DATASET ENTRIES Block Start

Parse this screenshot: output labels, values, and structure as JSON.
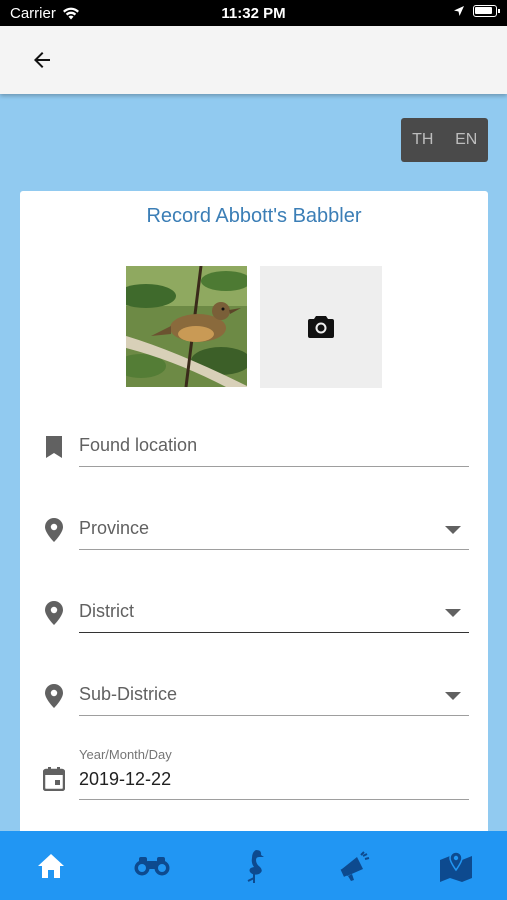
{
  "status_bar": {
    "carrier": "Carrier",
    "time": "11:32 PM"
  },
  "icons": {
    "back": "arrow-left-icon",
    "camera": "camera-icon",
    "bookmark": "bookmark-icon",
    "location": "location-pin-icon",
    "calendar": "calendar-icon",
    "home": "home-icon",
    "binoculars": "binoculars-icon",
    "flamingo": "flamingo-icon",
    "megaphone": "megaphone-icon",
    "map": "map-icon"
  },
  "language": {
    "th": "TH",
    "en": "EN"
  },
  "form": {
    "title": "Record Abbott's Babbler",
    "found_location": "Found location",
    "province": "Province",
    "district": "District",
    "sub_district": "Sub-Districe",
    "date_label": "Year/Month/Day",
    "date_value": "2019-12-22"
  },
  "colors": {
    "background": "#91caf0",
    "accent": "#2196f3",
    "title": "#3b7eb6",
    "nav_icon_active": "#ffffff",
    "nav_icon": "#0d4a8f"
  }
}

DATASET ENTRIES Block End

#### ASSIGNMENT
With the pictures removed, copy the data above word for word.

#### THE ANSWER
Parse this screenshot: output labels, values, and structure as JSON.
{
  "status_bar": {
    "carrier": "Carrier",
    "time": "11:32 PM"
  },
  "icons": {
    "back": "arrow-left-icon",
    "camera": "camera-icon",
    "bookmark": "bookmark-icon",
    "location": "location-pin-icon",
    "calendar": "calendar-icon",
    "home": "home-icon",
    "binoculars": "binoculars-icon",
    "flamingo": "flamingo-icon",
    "megaphone": "megaphone-icon",
    "map": "map-icon"
  },
  "language": {
    "th": "TH",
    "en": "EN"
  },
  "form": {
    "title": "Record Abbott's Babbler",
    "found_location": "Found location",
    "province": "Province",
    "district": "District",
    "sub_district": "Sub-Districe",
    "date_label": "Year/Month/Day",
    "date_value": "2019-12-22"
  },
  "colors": {
    "background": "#91caf0",
    "accent": "#2196f3",
    "title": "#3b7eb6",
    "nav_icon_active": "#ffffff",
    "nav_icon": "#0d4a8f"
  }
}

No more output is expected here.